British Museum : The Aegina treasure
The Aegina treasure, a rich collection of jewellery in gold and semi-precious stones, and a single golden cup, is one of the most important groups of jewellery to have survived from the Greek Bronze Age. Its history, both ancient and modern, is still rather unclear. When it came to the British Museum in the late nineteenth century it was reported to have been found on the island of Aegina. Its identification was a puzzle, and its age greatly underestimated. The world of Minoan Crete was discovered early in the twentieth century, but it was not until some fifty years later that the Treasure was identified as being largely of Minoan Cretan workmanship. It is now thought to have been made between about 1850 and 1550 BC.
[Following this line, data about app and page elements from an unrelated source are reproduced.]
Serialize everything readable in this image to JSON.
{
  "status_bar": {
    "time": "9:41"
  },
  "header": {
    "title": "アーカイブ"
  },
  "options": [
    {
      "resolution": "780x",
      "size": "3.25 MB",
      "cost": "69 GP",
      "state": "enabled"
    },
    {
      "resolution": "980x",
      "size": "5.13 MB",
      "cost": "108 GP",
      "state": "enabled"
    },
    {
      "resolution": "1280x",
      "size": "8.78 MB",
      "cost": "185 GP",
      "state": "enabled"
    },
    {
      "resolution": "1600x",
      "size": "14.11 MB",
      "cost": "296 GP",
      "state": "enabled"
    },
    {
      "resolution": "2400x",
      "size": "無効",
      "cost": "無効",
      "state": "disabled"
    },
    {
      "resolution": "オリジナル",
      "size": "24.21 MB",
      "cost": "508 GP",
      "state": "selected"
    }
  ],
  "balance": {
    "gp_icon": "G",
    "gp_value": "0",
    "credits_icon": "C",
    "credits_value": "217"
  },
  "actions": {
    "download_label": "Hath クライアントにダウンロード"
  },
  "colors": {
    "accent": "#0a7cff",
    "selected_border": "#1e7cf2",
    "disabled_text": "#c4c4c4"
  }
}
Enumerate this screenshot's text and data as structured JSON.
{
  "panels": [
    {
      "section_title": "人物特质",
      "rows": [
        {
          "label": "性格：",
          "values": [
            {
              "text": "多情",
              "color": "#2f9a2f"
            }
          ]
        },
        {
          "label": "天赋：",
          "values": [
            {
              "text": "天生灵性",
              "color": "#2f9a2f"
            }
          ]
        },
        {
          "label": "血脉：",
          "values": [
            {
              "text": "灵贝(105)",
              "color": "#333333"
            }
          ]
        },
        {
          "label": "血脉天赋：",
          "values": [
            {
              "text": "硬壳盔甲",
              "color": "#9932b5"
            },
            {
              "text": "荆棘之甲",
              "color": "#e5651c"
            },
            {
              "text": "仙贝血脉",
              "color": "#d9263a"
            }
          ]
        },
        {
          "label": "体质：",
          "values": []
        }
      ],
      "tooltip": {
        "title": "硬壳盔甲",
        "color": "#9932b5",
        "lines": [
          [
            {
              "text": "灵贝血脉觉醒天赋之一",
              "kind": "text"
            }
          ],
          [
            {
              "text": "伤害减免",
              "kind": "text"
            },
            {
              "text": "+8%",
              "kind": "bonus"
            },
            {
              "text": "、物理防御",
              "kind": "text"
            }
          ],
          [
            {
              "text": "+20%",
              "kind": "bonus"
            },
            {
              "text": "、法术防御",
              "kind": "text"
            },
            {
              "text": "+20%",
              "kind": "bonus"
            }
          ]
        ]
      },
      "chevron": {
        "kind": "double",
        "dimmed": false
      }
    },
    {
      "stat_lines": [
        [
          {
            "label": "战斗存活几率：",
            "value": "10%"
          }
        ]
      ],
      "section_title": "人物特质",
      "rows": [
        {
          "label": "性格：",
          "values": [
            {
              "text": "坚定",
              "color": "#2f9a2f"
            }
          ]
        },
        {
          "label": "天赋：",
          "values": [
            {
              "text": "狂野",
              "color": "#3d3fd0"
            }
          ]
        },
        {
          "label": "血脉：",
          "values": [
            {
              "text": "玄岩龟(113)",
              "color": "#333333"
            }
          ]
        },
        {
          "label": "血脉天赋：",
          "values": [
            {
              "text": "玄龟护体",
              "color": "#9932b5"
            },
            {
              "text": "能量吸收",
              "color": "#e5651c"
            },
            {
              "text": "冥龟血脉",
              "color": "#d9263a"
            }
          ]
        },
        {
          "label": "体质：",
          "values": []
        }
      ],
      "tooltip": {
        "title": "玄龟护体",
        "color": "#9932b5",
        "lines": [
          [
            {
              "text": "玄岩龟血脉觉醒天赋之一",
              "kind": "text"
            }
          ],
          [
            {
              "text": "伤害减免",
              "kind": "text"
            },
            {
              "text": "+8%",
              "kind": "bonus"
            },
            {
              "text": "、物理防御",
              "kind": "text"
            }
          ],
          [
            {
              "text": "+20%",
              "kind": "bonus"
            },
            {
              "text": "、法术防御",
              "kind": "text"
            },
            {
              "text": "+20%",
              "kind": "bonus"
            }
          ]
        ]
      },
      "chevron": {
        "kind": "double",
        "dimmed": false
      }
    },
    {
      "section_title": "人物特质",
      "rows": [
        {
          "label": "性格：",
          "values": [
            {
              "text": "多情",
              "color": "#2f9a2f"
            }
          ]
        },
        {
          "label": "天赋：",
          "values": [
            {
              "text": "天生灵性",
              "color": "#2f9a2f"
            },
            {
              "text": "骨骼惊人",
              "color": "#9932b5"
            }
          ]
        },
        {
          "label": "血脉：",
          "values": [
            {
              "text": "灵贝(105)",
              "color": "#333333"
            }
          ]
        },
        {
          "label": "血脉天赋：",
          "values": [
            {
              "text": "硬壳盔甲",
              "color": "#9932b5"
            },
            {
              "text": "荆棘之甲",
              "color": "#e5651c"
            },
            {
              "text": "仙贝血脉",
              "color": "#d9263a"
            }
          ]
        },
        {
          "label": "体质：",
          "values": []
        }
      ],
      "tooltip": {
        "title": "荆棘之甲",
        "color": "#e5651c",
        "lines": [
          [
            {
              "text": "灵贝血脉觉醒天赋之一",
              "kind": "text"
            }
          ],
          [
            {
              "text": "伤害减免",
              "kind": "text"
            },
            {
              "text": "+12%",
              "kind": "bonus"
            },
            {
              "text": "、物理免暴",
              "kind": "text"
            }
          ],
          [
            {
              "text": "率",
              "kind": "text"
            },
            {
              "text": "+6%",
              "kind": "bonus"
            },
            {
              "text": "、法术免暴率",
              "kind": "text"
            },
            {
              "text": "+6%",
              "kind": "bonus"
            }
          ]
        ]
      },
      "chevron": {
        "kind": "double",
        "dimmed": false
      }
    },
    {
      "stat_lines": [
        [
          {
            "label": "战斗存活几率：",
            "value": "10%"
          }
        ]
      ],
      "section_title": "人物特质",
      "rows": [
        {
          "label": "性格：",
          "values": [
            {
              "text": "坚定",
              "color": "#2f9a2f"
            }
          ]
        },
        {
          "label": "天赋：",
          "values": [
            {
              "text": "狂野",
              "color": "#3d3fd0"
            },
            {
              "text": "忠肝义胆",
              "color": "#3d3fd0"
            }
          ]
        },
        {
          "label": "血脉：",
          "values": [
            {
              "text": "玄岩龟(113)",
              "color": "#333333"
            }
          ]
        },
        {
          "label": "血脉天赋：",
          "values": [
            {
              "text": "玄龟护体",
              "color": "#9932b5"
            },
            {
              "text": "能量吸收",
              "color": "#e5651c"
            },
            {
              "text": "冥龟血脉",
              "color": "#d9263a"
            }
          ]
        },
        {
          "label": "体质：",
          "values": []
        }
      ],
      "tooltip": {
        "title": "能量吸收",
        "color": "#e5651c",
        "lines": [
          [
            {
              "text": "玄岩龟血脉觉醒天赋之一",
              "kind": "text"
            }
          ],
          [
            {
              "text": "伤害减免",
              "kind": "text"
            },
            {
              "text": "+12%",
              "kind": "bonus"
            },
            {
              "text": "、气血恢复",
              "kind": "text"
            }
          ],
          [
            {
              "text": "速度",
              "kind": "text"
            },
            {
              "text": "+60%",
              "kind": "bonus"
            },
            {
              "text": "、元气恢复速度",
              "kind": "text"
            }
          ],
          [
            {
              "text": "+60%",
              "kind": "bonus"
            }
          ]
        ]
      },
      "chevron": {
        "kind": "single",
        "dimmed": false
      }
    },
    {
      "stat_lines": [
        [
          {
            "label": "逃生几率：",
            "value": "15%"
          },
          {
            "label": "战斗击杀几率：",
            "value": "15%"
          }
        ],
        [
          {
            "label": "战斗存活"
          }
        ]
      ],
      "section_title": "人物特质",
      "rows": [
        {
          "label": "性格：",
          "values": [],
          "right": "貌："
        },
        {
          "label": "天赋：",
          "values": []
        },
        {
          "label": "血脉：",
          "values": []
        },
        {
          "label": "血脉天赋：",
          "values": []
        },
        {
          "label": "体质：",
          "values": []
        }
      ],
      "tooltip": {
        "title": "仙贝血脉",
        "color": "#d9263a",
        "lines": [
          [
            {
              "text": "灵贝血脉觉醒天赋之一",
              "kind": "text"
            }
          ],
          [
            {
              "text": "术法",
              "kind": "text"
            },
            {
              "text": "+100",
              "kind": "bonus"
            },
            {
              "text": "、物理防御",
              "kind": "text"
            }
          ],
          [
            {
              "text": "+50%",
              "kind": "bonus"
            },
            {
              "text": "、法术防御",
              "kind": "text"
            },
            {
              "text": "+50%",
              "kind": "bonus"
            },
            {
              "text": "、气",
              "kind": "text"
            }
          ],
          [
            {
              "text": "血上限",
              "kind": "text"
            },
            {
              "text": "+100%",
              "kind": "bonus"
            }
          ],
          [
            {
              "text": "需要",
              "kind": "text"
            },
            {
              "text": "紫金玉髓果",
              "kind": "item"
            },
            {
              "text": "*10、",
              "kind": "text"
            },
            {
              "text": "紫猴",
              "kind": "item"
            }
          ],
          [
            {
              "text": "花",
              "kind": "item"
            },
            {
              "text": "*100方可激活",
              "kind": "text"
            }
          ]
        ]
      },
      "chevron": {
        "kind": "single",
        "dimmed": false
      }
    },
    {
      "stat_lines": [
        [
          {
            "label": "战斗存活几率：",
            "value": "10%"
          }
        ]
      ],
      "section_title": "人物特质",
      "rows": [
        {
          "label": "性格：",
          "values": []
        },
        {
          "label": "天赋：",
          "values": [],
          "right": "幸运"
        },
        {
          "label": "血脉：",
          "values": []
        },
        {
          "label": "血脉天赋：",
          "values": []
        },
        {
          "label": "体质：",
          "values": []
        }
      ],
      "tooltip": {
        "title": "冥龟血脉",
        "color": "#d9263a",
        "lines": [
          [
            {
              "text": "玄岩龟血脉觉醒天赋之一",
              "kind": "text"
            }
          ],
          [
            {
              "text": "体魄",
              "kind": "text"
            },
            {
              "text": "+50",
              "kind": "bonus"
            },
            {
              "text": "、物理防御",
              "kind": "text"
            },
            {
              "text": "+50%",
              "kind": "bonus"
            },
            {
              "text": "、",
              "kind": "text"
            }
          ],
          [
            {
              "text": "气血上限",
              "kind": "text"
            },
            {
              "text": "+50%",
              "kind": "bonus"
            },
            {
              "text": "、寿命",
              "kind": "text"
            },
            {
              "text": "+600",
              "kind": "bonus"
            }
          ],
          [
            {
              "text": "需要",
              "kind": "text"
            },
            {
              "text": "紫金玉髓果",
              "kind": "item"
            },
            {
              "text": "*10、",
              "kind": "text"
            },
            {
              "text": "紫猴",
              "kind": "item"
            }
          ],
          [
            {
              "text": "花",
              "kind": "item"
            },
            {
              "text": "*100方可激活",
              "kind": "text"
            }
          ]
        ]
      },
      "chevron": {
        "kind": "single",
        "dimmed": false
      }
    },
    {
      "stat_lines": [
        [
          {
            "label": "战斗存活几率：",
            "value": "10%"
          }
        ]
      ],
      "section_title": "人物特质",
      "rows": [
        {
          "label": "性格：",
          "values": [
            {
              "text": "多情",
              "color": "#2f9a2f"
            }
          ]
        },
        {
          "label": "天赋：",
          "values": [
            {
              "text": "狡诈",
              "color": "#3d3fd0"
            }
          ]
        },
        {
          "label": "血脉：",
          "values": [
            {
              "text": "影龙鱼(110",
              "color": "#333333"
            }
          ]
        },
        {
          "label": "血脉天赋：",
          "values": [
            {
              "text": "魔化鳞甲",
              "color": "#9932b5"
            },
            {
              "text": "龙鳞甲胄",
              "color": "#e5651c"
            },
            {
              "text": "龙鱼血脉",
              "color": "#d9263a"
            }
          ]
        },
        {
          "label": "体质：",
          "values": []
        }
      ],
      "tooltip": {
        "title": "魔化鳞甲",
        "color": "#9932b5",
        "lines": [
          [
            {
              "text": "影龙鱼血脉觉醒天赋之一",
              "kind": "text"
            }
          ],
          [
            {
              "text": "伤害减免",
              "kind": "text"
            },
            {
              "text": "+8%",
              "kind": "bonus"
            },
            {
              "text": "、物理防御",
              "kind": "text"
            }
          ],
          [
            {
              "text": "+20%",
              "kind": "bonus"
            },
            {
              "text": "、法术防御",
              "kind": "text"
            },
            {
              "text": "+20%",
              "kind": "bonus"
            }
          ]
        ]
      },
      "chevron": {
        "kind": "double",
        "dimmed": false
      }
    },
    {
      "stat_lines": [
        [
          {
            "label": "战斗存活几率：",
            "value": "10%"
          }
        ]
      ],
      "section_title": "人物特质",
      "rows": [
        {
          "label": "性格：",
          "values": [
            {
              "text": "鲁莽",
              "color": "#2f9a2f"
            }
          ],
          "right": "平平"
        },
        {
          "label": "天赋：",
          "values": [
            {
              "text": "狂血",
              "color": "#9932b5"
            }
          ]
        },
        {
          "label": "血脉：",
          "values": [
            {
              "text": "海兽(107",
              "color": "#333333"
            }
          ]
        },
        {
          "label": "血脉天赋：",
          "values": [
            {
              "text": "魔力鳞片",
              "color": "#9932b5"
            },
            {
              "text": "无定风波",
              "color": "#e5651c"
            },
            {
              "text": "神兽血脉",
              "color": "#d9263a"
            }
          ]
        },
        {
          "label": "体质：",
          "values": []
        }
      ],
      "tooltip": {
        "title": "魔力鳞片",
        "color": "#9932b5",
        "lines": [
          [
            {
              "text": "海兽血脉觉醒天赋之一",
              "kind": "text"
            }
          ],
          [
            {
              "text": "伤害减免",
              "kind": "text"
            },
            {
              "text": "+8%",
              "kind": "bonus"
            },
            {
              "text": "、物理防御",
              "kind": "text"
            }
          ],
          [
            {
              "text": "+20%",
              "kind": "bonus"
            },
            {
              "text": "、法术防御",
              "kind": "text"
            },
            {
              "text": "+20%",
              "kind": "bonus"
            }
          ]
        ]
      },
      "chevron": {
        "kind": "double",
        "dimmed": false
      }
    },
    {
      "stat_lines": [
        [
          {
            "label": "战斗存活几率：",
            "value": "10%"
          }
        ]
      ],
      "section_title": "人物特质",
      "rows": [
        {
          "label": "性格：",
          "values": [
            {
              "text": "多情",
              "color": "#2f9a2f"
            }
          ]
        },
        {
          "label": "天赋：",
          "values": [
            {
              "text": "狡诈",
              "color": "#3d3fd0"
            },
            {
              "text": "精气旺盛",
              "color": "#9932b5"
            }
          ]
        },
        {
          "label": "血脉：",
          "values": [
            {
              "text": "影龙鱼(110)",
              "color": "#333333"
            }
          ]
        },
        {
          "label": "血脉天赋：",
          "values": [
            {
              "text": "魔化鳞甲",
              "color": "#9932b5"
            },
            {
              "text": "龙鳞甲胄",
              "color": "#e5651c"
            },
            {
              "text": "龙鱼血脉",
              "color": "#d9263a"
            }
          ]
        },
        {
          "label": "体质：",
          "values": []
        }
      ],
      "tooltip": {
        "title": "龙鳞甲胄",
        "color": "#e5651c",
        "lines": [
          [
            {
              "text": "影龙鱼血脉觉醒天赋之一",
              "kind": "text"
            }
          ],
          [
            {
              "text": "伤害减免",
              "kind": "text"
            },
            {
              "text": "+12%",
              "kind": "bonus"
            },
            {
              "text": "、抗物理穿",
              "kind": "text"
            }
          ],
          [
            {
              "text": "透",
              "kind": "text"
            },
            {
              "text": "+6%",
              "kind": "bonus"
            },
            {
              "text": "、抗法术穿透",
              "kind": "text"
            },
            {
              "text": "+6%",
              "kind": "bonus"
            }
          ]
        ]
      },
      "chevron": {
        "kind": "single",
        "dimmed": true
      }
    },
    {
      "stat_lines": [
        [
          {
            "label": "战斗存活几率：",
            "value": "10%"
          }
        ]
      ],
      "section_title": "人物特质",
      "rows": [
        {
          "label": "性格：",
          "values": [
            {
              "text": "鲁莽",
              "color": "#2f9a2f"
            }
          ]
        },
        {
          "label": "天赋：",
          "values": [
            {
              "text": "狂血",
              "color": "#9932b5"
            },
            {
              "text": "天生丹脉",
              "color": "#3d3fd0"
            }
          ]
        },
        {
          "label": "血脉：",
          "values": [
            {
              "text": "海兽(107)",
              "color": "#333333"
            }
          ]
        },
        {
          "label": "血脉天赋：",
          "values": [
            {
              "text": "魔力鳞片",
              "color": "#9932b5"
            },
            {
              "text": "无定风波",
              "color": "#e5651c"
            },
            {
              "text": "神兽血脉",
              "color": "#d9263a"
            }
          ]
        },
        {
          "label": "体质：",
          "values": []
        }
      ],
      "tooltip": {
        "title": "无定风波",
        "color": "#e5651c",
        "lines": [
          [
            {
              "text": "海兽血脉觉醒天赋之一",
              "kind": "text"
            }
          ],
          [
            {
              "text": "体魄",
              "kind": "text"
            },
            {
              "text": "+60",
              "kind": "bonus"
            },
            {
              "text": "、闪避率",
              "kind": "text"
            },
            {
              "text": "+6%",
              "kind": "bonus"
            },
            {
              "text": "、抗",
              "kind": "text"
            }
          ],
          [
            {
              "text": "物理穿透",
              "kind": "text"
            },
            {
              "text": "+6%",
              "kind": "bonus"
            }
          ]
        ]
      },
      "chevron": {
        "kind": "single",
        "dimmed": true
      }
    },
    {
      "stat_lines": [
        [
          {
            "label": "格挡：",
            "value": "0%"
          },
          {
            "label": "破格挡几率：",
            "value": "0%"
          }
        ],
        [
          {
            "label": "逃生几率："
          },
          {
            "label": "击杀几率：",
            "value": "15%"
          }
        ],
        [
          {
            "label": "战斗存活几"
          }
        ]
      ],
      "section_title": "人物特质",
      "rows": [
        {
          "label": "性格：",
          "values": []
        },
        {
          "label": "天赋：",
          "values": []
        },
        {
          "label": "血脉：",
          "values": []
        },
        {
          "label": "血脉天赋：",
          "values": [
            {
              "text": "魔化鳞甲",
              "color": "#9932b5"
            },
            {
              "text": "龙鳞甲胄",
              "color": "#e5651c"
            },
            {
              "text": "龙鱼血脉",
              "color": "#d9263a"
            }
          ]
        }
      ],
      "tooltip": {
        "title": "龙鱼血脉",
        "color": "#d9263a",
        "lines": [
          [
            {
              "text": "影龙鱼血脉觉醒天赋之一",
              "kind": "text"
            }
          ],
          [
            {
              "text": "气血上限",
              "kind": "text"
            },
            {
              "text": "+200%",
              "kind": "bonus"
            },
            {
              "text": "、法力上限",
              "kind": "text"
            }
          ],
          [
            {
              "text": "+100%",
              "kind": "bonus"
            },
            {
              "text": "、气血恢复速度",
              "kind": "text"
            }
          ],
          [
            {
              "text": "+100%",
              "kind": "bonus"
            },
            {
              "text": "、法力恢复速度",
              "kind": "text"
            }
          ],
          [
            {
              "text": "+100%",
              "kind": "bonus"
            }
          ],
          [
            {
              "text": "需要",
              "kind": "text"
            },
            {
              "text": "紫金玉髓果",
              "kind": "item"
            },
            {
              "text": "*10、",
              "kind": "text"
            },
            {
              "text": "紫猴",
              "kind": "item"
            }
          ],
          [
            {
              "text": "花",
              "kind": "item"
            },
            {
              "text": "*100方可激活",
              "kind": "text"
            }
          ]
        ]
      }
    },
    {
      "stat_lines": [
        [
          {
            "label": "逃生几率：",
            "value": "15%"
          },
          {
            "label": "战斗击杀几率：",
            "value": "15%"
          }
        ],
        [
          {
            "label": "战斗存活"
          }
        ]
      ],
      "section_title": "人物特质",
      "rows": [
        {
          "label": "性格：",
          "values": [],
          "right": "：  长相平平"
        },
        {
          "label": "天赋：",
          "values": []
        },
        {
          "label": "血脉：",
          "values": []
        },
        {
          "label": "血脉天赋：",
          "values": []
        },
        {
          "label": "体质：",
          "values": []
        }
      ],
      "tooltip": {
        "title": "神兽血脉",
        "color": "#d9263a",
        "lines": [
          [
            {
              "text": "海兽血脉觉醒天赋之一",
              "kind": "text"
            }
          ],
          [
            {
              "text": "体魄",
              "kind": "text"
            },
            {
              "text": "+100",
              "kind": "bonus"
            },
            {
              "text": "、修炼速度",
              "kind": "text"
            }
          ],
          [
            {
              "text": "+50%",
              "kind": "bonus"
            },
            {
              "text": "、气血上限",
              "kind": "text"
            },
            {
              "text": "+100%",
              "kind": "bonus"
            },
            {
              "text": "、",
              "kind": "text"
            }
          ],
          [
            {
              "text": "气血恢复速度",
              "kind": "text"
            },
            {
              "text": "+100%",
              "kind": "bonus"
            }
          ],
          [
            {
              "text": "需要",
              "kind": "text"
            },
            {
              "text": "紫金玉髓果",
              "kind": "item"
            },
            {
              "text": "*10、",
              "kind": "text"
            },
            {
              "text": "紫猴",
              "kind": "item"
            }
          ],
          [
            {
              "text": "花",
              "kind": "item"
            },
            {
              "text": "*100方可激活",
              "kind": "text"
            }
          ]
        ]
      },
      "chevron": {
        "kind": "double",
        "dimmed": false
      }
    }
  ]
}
We know that Minoan colonists lived on Aegina, and the treasure could have come from one or more of their tombs. However, we may never know the exact circumstances of its discovery, and both technical and artistic aspects of the Treasure continue to fascinate, and to be the subject of scholarly research.
Link: British Museum